▸ **Extracted entries**
┄┄┄┄┄┄┄┄┄┄

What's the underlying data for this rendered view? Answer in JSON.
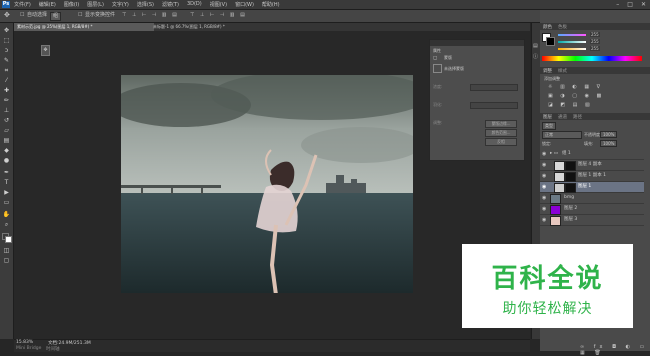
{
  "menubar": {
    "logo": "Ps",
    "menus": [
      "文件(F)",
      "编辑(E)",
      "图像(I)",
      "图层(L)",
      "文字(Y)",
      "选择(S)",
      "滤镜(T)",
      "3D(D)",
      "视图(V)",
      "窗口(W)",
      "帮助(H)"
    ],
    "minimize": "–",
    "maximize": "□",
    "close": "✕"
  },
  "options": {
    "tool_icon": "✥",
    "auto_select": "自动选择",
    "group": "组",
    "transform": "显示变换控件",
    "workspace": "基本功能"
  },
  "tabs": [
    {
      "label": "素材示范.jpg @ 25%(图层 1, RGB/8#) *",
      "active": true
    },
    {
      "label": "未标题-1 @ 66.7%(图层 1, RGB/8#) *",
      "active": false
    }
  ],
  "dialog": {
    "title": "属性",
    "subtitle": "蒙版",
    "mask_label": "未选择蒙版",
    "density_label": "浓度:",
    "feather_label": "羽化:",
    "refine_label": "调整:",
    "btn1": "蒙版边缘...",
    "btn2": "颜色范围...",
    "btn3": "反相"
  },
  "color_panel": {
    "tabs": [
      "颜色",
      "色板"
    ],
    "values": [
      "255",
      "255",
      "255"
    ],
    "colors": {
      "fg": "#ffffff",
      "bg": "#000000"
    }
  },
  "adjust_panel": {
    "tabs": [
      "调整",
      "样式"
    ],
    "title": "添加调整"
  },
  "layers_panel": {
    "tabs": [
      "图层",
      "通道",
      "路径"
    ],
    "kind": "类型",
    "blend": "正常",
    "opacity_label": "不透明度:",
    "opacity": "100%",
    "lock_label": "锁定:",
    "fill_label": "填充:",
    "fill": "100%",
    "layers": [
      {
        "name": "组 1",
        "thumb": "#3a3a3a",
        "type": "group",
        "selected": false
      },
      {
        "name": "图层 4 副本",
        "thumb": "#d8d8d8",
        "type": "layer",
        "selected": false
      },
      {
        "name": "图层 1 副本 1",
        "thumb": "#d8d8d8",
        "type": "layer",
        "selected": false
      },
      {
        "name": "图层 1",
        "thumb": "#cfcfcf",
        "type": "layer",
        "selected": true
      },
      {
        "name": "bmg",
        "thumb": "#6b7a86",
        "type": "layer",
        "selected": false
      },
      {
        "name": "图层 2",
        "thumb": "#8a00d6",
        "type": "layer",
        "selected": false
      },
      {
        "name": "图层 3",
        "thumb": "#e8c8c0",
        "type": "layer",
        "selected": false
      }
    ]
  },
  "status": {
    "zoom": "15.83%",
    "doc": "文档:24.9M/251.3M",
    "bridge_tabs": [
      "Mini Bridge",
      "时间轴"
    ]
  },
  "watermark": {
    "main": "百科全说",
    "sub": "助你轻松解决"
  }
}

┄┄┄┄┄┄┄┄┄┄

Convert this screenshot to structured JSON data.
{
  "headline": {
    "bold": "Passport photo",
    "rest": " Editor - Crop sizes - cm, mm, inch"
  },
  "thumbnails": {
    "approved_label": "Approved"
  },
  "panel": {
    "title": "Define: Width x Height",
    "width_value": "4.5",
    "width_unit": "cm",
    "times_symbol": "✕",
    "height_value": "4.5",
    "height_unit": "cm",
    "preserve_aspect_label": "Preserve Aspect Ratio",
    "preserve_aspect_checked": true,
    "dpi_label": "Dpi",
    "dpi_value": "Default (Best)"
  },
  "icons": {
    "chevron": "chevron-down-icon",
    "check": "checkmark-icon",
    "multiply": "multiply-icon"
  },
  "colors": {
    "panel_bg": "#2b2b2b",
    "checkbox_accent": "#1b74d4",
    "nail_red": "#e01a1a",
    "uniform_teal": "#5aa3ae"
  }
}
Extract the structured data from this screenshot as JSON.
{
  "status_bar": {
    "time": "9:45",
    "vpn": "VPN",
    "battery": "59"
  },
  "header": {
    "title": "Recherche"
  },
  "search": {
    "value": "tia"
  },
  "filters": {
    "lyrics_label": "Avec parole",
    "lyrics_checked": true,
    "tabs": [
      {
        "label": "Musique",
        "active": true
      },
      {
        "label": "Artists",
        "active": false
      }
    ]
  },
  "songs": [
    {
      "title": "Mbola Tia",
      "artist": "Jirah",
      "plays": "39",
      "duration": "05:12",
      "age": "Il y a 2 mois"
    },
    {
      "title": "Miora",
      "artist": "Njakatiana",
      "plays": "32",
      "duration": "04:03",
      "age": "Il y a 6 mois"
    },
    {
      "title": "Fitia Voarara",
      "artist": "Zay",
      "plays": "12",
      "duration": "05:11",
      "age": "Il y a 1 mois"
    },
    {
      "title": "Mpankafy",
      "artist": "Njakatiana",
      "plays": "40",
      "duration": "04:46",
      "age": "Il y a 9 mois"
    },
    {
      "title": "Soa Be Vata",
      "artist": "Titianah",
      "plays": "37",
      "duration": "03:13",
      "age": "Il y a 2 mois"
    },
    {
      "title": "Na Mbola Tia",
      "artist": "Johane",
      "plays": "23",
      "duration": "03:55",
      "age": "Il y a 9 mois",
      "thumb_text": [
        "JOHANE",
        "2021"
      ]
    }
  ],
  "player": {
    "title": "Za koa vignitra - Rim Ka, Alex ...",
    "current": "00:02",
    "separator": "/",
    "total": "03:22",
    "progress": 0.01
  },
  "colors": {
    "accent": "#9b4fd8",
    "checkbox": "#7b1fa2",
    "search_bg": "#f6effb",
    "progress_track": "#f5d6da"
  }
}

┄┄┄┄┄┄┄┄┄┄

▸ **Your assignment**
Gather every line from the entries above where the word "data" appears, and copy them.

▸ **Task solution**
What's the underlying data for this rendered view? Answer in JSON.
Convert this screenshot to structured JSON data.
Extract the structured data from this screenshot as JSON.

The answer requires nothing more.